- What you have to do
Each record has to be repeated exactly as given.

- Material supplied
● ● ● ● ● ● ●

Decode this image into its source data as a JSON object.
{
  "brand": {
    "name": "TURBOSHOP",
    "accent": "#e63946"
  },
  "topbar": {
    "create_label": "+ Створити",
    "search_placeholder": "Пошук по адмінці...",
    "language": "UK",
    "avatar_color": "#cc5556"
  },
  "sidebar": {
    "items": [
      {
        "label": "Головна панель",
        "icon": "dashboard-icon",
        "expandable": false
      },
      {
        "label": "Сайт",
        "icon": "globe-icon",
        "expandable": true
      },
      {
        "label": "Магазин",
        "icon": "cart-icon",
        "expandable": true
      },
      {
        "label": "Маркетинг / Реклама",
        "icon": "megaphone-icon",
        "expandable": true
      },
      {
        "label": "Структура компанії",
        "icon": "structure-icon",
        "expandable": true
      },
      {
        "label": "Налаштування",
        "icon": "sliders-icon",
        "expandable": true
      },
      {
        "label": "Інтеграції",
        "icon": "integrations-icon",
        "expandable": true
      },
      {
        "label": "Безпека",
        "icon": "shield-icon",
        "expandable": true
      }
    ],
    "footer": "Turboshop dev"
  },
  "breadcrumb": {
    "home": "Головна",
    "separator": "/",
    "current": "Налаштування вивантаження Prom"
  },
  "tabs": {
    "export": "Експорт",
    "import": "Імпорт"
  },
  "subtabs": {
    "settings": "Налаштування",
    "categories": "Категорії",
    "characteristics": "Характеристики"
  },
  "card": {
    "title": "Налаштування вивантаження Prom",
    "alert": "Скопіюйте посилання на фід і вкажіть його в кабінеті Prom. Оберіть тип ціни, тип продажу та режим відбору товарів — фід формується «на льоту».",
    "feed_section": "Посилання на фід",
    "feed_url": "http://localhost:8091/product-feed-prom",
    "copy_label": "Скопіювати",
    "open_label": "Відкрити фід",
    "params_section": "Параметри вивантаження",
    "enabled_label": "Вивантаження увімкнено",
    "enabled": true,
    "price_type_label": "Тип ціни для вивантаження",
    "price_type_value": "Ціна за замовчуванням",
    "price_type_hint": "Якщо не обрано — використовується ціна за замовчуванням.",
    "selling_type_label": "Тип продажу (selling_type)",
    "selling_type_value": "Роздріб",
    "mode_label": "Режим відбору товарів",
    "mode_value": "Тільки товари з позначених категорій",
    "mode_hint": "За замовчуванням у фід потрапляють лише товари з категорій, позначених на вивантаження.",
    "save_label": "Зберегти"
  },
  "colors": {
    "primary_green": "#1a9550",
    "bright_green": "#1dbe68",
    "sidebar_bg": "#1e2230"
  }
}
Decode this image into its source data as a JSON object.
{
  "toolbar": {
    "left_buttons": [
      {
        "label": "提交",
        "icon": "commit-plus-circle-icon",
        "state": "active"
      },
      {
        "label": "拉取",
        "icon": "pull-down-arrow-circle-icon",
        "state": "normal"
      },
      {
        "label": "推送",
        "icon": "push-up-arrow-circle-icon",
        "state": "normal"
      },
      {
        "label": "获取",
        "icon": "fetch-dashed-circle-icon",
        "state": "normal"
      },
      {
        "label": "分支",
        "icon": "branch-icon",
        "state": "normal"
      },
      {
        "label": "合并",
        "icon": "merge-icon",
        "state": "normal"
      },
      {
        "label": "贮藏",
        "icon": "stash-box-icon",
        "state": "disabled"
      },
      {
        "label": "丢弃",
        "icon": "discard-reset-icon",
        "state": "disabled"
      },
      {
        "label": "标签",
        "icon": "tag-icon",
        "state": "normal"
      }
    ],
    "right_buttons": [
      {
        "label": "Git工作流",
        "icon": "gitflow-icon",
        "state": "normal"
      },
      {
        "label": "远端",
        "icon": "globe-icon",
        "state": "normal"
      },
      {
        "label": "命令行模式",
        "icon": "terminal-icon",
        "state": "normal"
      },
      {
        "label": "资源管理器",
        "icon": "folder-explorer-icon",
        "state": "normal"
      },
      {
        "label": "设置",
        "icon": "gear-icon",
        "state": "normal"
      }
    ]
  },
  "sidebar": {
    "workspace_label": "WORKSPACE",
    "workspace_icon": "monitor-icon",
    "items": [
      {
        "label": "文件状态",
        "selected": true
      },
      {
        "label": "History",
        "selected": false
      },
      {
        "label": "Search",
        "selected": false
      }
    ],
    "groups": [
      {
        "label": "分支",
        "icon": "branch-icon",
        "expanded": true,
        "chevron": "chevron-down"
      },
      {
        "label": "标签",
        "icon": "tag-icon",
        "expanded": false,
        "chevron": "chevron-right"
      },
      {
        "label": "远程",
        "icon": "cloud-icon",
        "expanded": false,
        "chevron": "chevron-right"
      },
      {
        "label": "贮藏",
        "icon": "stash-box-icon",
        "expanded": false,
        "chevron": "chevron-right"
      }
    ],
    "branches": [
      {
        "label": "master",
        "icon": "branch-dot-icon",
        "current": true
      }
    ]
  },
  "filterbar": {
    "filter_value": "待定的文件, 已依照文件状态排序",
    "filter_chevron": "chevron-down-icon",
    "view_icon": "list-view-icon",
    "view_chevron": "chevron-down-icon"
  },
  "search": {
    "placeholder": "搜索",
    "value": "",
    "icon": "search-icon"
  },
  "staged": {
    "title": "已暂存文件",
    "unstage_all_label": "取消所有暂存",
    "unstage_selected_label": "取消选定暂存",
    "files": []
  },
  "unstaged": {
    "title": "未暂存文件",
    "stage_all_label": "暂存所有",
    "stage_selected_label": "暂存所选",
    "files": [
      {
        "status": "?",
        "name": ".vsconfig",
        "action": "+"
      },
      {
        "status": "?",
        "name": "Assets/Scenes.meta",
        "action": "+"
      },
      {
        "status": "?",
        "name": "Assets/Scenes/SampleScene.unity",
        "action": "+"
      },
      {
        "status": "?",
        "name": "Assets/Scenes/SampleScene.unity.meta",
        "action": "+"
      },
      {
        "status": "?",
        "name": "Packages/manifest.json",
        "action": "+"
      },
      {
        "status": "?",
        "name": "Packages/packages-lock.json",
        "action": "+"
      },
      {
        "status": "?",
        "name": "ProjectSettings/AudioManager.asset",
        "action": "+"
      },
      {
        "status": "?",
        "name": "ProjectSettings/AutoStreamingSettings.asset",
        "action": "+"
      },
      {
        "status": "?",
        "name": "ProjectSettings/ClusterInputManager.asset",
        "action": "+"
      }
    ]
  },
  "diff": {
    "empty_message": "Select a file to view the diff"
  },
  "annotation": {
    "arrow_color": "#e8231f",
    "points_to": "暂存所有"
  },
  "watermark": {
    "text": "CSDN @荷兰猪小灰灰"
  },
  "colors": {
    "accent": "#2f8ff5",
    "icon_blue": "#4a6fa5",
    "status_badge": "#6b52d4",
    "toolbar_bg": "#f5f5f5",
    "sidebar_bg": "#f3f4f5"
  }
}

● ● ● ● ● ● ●

- Response area
Decode this image into its source data as a JSON object.
{
  "brand": {
    "name": "TURBOSHOP",
    "accent": "#e63946"
  },
  "topbar": {
    "create_label": "+ Створити",
    "search_placeholder": "Пошук по адмінці...",
    "language": "UK",
    "avatar_color": "#cc5556"
  },
  "sidebar": {
    "items": [
      {
        "label": "Головна панель",
        "icon": "dashboard-icon",
        "expandable": false
      },
      {
        "label": "Сайт",
        "icon": "globe-icon",
        "expandable": true
      },
      {
        "label": "Магазин",
        "icon": "cart-icon",
        "expandable": true
      },
      {
        "label": "Маркетинг / Реклама",
        "icon": "megaphone-icon",
        "expandable": true
      },
      {
        "label": "Структура компанії",
        "icon": "structure-icon",
        "expandable": true
      },
      {
        "label": "Налаштування",
        "icon": "sliders-icon",
        "expandable": true
      },
      {
        "label": "Інтеграції",
        "icon": "integrations-icon",
        "expandable": true
      },
      {
        "label": "Безпека",
        "icon": "shield-icon",
        "expandable": true
      }
    ],
    "footer": "Turboshop dev"
  },
  "breadcrumb": {
    "home": "Головна",
    "separator": "/",
    "current": "Налаштування вивантаження Prom"
  },
  "tabs": {
    "export": "Експорт",
    "import": "Імпорт"
  },
  "subtabs": {
    "settings": "Налаштування",
    "categories": "Категорії",
    "characteristics": "Характеристики"
  },
  "card": {
    "title": "Налаштування вивантаження Prom",
    "alert": "Скопіюйте посилання на фід і вкажіть його в кабінеті Prom. Оберіть тип ціни, тип продажу та режим відбору товарів — фід формується «на льоту».",
    "feed_section": "Посилання на фід",
    "feed_url": "http://localhost:8091/product-feed-prom",
    "copy_label": "Скопіювати",
    "open_label": "Відкрити фід",
    "params_section": "Параметри вивантаження",
    "enabled_label": "Вивантаження увімкнено",
    "enabled": true,
    "price_type_label": "Тип ціни для вивантаження",
    "price_type_value": "Ціна за замовчуванням",
    "price_type_hint": "Якщо не обрано — використовується ціна за замовчуванням.",
    "selling_type_label": "Тип продажу (selling_type)",
    "selling_type_value": "Роздріб",
    "mode_label": "Режим відбору товарів",
    "mode_value": "Тільки товари з позначених категорій",
    "mode_hint": "За замовчуванням у фід потрапляють лише товари з категорій, позначених на вивантаження.",
    "save_label": "Зберегти"
  },
  "colors": {
    "primary_green": "#1a9550",
    "bright_green": "#1dbe68",
    "sidebar_bg": "#1e2230"
  }
}
Decode this image into its source data as a JSON object.
{
  "toolbar": {
    "left_buttons": [
      {
        "label": "提交",
        "icon": "commit-plus-circle-icon",
        "state": "active"
      },
      {
        "label": "拉取",
        "icon": "pull-down-arrow-circle-icon",
        "state": "normal"
      },
      {
        "label": "推送",
        "icon": "push-up-arrow-circle-icon",
        "state": "normal"
      },
      {
        "label": "获取",
        "icon": "fetch-dashed-circle-icon",
        "state": "normal"
      },
      {
        "label": "分支",
        "icon": "branch-icon",
        "state": "normal"
      },
      {
        "label": "合并",
        "icon": "merge-icon",
        "state": "normal"
      },
      {
        "label": "贮藏",
        "icon": "stash-box-icon",
        "state": "disabled"
      },
      {
        "label": "丢弃",
        "icon": "discard-reset-icon",
        "state": "disabled"
      },
      {
        "label": "标签",
        "icon": "tag-icon",
        "state": "normal"
      }
    ],
    "right_buttons": [
      {
        "label": "Git工作流",
        "icon": "gitflow-icon",
        "state": "normal"
      },
      {
        "label": "远端",
        "icon": "globe-icon",
        "state": "normal"
      },
      {
        "label": "命令行模式",
        "icon": "terminal-icon",
        "state": "normal"
      },
      {
        "label": "资源管理器",
        "icon": "folder-explorer-icon",
        "state": "normal"
      },
      {
        "label": "设置",
        "icon": "gear-icon",
        "state": "normal"
      }
    ]
  },
  "sidebar": {
    "workspace_label": "WORKSPACE",
    "workspace_icon": "monitor-icon",
    "items": [
      {
        "label": "文件状态",
        "selected": true
      },
      {
        "label": "History",
        "selected": false
      },
      {
        "label": "Search",
        "selected": false
      }
    ],
    "groups": [
      {
        "label": "分支",
        "icon": "branch-icon",
        "expanded": true,
        "chevron": "chevron-down"
      },
      {
        "label": "标签",
        "icon": "tag-icon",
        "expanded": false,
        "chevron": "chevron-right"
      },
      {
        "label": "远程",
        "icon": "cloud-icon",
        "expanded": false,
        "chevron": "chevron-right"
      },
      {
        "label": "贮藏",
        "icon": "stash-box-icon",
        "expanded": false,
        "chevron": "chevron-right"
      }
    ],
    "branches": [
      {
        "label": "master",
        "icon": "branch-dot-icon",
        "current": true
      }
    ]
  },
  "filterbar": {
    "filter_value": "待定的文件, 已依照文件状态排序",
    "filter_chevron": "chevron-down-icon",
    "view_icon": "list-view-icon",
    "view_chevron": "chevron-down-icon"
  },
  "search": {
    "placeholder": "搜索",
    "value": "",
    "icon": "search-icon"
  },
  "staged": {
    "title": "已暂存文件",
    "unstage_all_label": "取消所有暂存",
    "unstage_selected_label": "取消选定暂存",
    "files": []
  },
  "unstaged": {
    "title": "未暂存文件",
    "stage_all_label": "暂存所有",
    "stage_selected_label": "暂存所选",
    "files": [
      {
        "status": "?",
        "name": ".vsconfig",
        "action": "+"
      },
      {
        "status": "?",
        "name": "Assets/Scenes.meta",
        "action": "+"
      },
      {
        "status": "?",
        "name": "Assets/Scenes/SampleScene.unity",
        "action": "+"
      },
      {
        "status": "?",
        "name": "Assets/Scenes/SampleScene.unity.meta",
        "action": "+"
      },
      {
        "status": "?",
        "name": "Packages/manifest.json",
        "action": "+"
      },
      {
        "status": "?",
        "name": "Packages/packages-lock.json",
        "action": "+"
      },
      {
        "status": "?",
        "name": "ProjectSettings/AudioManager.asset",
        "action": "+"
      },
      {
        "status": "?",
        "name": "ProjectSettings/AutoStreamingSettings.asset",
        "action": "+"
      },
      {
        "status": "?",
        "name": "ProjectSettings/ClusterInputManager.asset",
        "action": "+"
      }
    ]
  },
  "diff": {
    "empty_message": "Select a file to view the diff"
  },
  "annotation": {
    "arrow_color": "#e8231f",
    "points_to": "暂存所有"
  },
  "watermark": {
    "text": "CSDN @荷兰猪小灰灰"
  },
  "colors": {
    "accent": "#2f8ff5",
    "icon_blue": "#4a6fa5",
    "status_badge": "#6b52d4",
    "toolbar_bg": "#f5f5f5",
    "sidebar_bg": "#f3f4f5"
  }
}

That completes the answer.